By popular request (really, I got quite a few emails about this!...;-), I finally completed my Beogram DC motor restoration video! It demon...
Saturday, May 27, 2017
Beogram 4004 (5526): Replacement of the Sensor Arm Bulb with an LED Assembly
The sensor arm light bulb is the most difficult to replace with an LED in the Beogram 4000 series. I recently developed a flex PCB based assembly based on a warm-white LED, which fits into the small bulb compartment of the sensor arm. This picture shows the original light bulb that was installed in the Beogram 4004 (5526) that I am restoring right now:
This shows the light bulb in comparison with the flex PCB based replacement:
The LED assembly folds precisely into the bulb compartment and is held in the right position by the 3D printed red wedge that is glued on top:
This shows the assembly in action:
The warm-white LED ensures that the B&O logo is lit up properly in red...amber LEDs do not contain any red photons, and so the logo would look grayish-amberish.
Once the LED is installed, the detection circuit needs to be checked and adjusted for maximum sensitivity. I wrote a detailed explanation in the above link, which explains how the circuit works. One of the issues of the circuit is the amplification of the sensor signal, which itself depends on the position and shape of the light source in the bulb compartment, as well as the biasing of TR3, which takes care of the initial amplification of the fairly weak sensor signal. The biasing depends on the current gain of the particular transistor installed as TR3. Current gains notoriously vary throughout a transistor production batch, which suggests that feedback-based amplification schemes are much more stable across a circuit production run. The circuit used here, however, is not feedback based and so the amplification can vary. The key is to adjust the working point of TR3 that 4V are at the collector when there is no sensor signal (record present). This involves adjusting R26 until 4V are measured. In the above post I simply implanted a 2M resistor and hoped for the best (it worked) but in the spirit of Kaizen, this time I used a 2M trimmer that I could adjust to achieve a precise 4V collector setting. To do the adjustment it is a good idea to first install the trimmer on the solder side of the board that it can be accessed while the board is installed and the turntable running:
After adjusting the trimmer to get 4V at the collector
I flipped the board up and installed the trimmer on the component side:
It fits snugly into the place of the original 1M resistor.
After this installation I measured the sensor signal at the collector while the platter was spinning (if you do this yourself, you would need to install a jumper cable on the board feeding out the signal that the platter can spin while doing this measurement):
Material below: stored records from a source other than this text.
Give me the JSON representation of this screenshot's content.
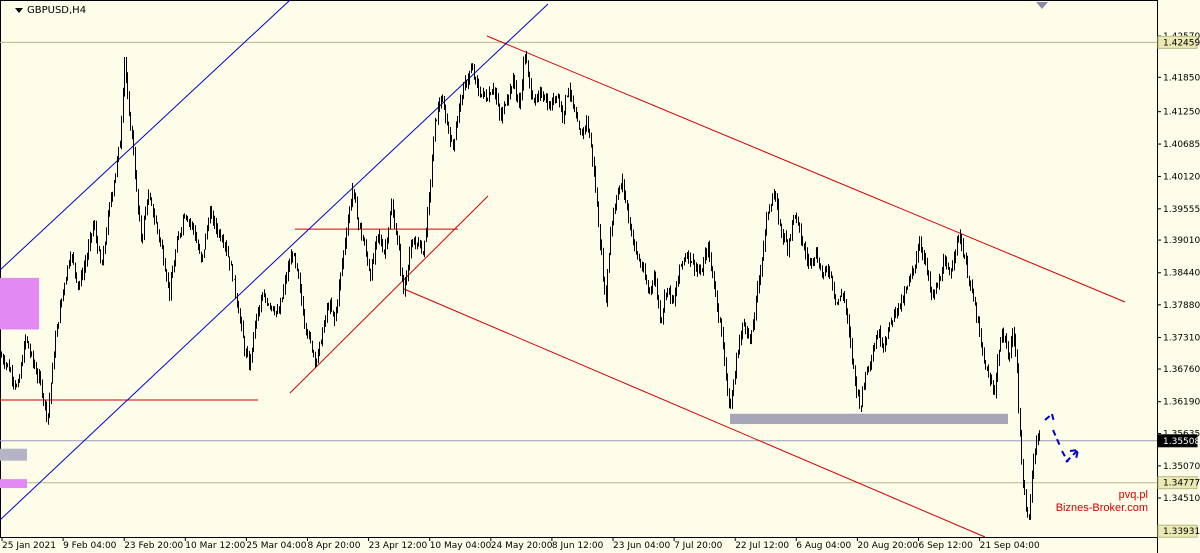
{
  "window": {
    "symbol_title": "GBPUSD,H4"
  },
  "watermark": {
    "line1": "pvq.pl",
    "line2": "Biznes-Broker.com"
  },
  "colors": {
    "background": "#fefde9",
    "candles": "#000000",
    "channel_red": "#d40000",
    "channel_blue": "#0000cc",
    "price_line": "#9a9ab4",
    "support_zone": "#a6a6b8",
    "magenta_box": "#e38af2",
    "gray_marker": "#b4b4c4",
    "label_box": "#ebe9b3",
    "forecast_arrow": "#0000cc"
  },
  "chart_data": {
    "type": "candlestick",
    "symbol": "GBPUSD",
    "timeframe": "H4",
    "y_ticks": [
      "1.42570",
      "1.41850",
      "1.41250",
      "1.40685",
      "1.40120",
      "1.39555",
      "1.39010",
      "1.38440",
      "1.37880",
      "1.37310",
      "1.36760",
      "1.36190",
      "1.35635",
      "1.35070",
      "1.34510"
    ],
    "ylim": [
      1.3393,
      1.4271
    ],
    "price_labels": [
      {
        "text": "1.42459",
        "value": 1.42459,
        "style": "box"
      },
      {
        "text": "1.35508",
        "value": 1.35508,
        "style": "current"
      },
      {
        "text": "1.34777",
        "value": 1.34777,
        "style": "box"
      },
      {
        "text": "1.33931",
        "value": 1.33931,
        "style": "box"
      }
    ],
    "x_ticks": [
      "25 Jan 2021",
      "9 Feb 04:00",
      "23 Feb 20:00",
      "10 Mar 12:00",
      "25 Mar 04:00",
      "8 Apr 20:00",
      "23 Apr 12:00",
      "10 May 04:00",
      "24 May 20:00",
      "8 Jun 12:00",
      "23 Jun 04:00",
      "7 Jul 20:00",
      "22 Jul 12:00",
      "6 Aug 04:00",
      "20 Aug 20:00",
      "6 Sep 12:00",
      "21 Sep 04:00"
    ],
    "price_path": [
      [
        0,
        1.37
      ],
      [
        8,
        1.368
      ],
      [
        17,
        1.364
      ],
      [
        25,
        1.373
      ],
      [
        32,
        1.369
      ],
      [
        40,
        1.365
      ],
      [
        47,
        1.359
      ],
      [
        55,
        1.373
      ],
      [
        62,
        1.381
      ],
      [
        70,
        1.388
      ],
      [
        78,
        1.382
      ],
      [
        86,
        1.387
      ],
      [
        93,
        1.393
      ],
      [
        101,
        1.385
      ],
      [
        109,
        1.396
      ],
      [
        115,
        1.402
      ],
      [
        120,
        1.408
      ],
      [
        124,
        1.422
      ],
      [
        128,
        1.412
      ],
      [
        132,
        1.408
      ],
      [
        137,
        1.396
      ],
      [
        141,
        1.39
      ],
      [
        147,
        1.398
      ],
      [
        154,
        1.394
      ],
      [
        162,
        1.388
      ],
      [
        169,
        1.381
      ],
      [
        176,
        1.389
      ],
      [
        184,
        1.395
      ],
      [
        193,
        1.392
      ],
      [
        201,
        1.386
      ],
      [
        209,
        1.395
      ],
      [
        216,
        1.392
      ],
      [
        224,
        1.39
      ],
      [
        232,
        1.384
      ],
      [
        238,
        1.378
      ],
      [
        244,
        1.371
      ],
      [
        249,
        1.368
      ],
      [
        255,
        1.376
      ],
      [
        262,
        1.38
      ],
      [
        270,
        1.379
      ],
      [
        278,
        1.377
      ],
      [
        286,
        1.384
      ],
      [
        292,
        1.388
      ],
      [
        298,
        1.383
      ],
      [
        304,
        1.376
      ],
      [
        310,
        1.372
      ],
      [
        316,
        1.369
      ],
      [
        322,
        1.374
      ],
      [
        328,
        1.379
      ],
      [
        334,
        1.376
      ],
      [
        340,
        1.384
      ],
      [
        346,
        1.392
      ],
      [
        352,
        1.399
      ],
      [
        358,
        1.393
      ],
      [
        364,
        1.389
      ],
      [
        370,
        1.384
      ],
      [
        377,
        1.391
      ],
      [
        384,
        1.388
      ],
      [
        391,
        1.396
      ],
      [
        397,
        1.39
      ],
      [
        403,
        1.381
      ],
      [
        409,
        1.388
      ],
      [
        416,
        1.39
      ],
      [
        423,
        1.388
      ],
      [
        429,
        1.398
      ],
      [
        434,
        1.41
      ],
      [
        440,
        1.415
      ],
      [
        446,
        1.411
      ],
      [
        452,
        1.406
      ],
      [
        458,
        1.413
      ],
      [
        464,
        1.417
      ],
      [
        471,
        1.42
      ],
      [
        478,
        1.416
      ],
      [
        486,
        1.415
      ],
      [
        493,
        1.417
      ],
      [
        500,
        1.411
      ],
      [
        506,
        1.415
      ],
      [
        513,
        1.418
      ],
      [
        519,
        1.413
      ],
      [
        524,
        1.423
      ],
      [
        529,
        1.417
      ],
      [
        535,
        1.414
      ],
      [
        542,
        1.416
      ],
      [
        549,
        1.413
      ],
      [
        556,
        1.416
      ],
      [
        562,
        1.412
      ],
      [
        568,
        1.417
      ],
      [
        574,
        1.412
      ],
      [
        580,
        1.408
      ],
      [
        586,
        1.411
      ],
      [
        591,
        1.406
      ],
      [
        595,
        1.399
      ],
      [
        600,
        1.389
      ],
      [
        605,
        1.379
      ],
      [
        610,
        1.392
      ],
      [
        616,
        1.398
      ],
      [
        622,
        1.4
      ],
      [
        628,
        1.394
      ],
      [
        635,
        1.388
      ],
      [
        642,
        1.385
      ],
      [
        648,
        1.381
      ],
      [
        654,
        1.384
      ],
      [
        660,
        1.376
      ],
      [
        666,
        1.382
      ],
      [
        673,
        1.379
      ],
      [
        679,
        1.385
      ],
      [
        686,
        1.388
      ],
      [
        693,
        1.386
      ],
      [
        700,
        1.384
      ],
      [
        707,
        1.389
      ],
      [
        714,
        1.382
      ],
      [
        720,
        1.375
      ],
      [
        725,
        1.368
      ],
      [
        729,
        1.36
      ],
      [
        733,
        1.365
      ],
      [
        738,
        1.372
      ],
      [
        744,
        1.376
      ],
      [
        750,
        1.372
      ],
      [
        756,
        1.38
      ],
      [
        762,
        1.388
      ],
      [
        768,
        1.396
      ],
      [
        774,
        1.398
      ],
      [
        780,
        1.392
      ],
      [
        787,
        1.389
      ],
      [
        794,
        1.395
      ],
      [
        801,
        1.39
      ],
      [
        808,
        1.386
      ],
      [
        815,
        1.388
      ],
      [
        822,
        1.384
      ],
      [
        829,
        1.385
      ],
      [
        836,
        1.379
      ],
      [
        843,
        1.381
      ],
      [
        849,
        1.373
      ],
      [
        855,
        1.365
      ],
      [
        860,
        1.361
      ],
      [
        865,
        1.367
      ],
      [
        871,
        1.37
      ],
      [
        877,
        1.374
      ],
      [
        883,
        1.372
      ],
      [
        889,
        1.375
      ],
      [
        895,
        1.378
      ],
      [
        901,
        1.379
      ],
      [
        907,
        1.382
      ],
      [
        913,
        1.385
      ],
      [
        919,
        1.39
      ],
      [
        925,
        1.386
      ],
      [
        931,
        1.38
      ],
      [
        937,
        1.382
      ],
      [
        943,
        1.386
      ],
      [
        949,
        1.384
      ],
      [
        955,
        1.389
      ],
      [
        959,
        1.391
      ],
      [
        964,
        1.387
      ],
      [
        970,
        1.382
      ],
      [
        976,
        1.377
      ],
      [
        982,
        1.37
      ],
      [
        988,
        1.366
      ],
      [
        994,
        1.364
      ],
      [
        999,
        1.372
      ],
      [
        1004,
        1.374
      ],
      [
        1008,
        1.369
      ],
      [
        1012,
        1.374
      ],
      [
        1016,
        1.37
      ],
      [
        1019,
        1.357
      ],
      [
        1022,
        1.349
      ],
      [
        1025,
        1.343
      ],
      [
        1028,
        1.341
      ],
      [
        1031,
        1.348
      ],
      [
        1034,
        1.354
      ],
      [
        1037,
        1.356
      ],
      [
        1040,
        1.355
      ]
    ],
    "annotations": [
      {
        "kind": "magenta-box",
        "note": "left demand zone"
      },
      {
        "kind": "support-zone",
        "value": 1.36
      },
      {
        "kind": "forecast-arrow",
        "direction": "down-then-up"
      }
    ]
  }
}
The achieved 6.62V amplitude is more than sufficient to inform the record detection circuitry about the absence of a record, i.e. this installation was successful.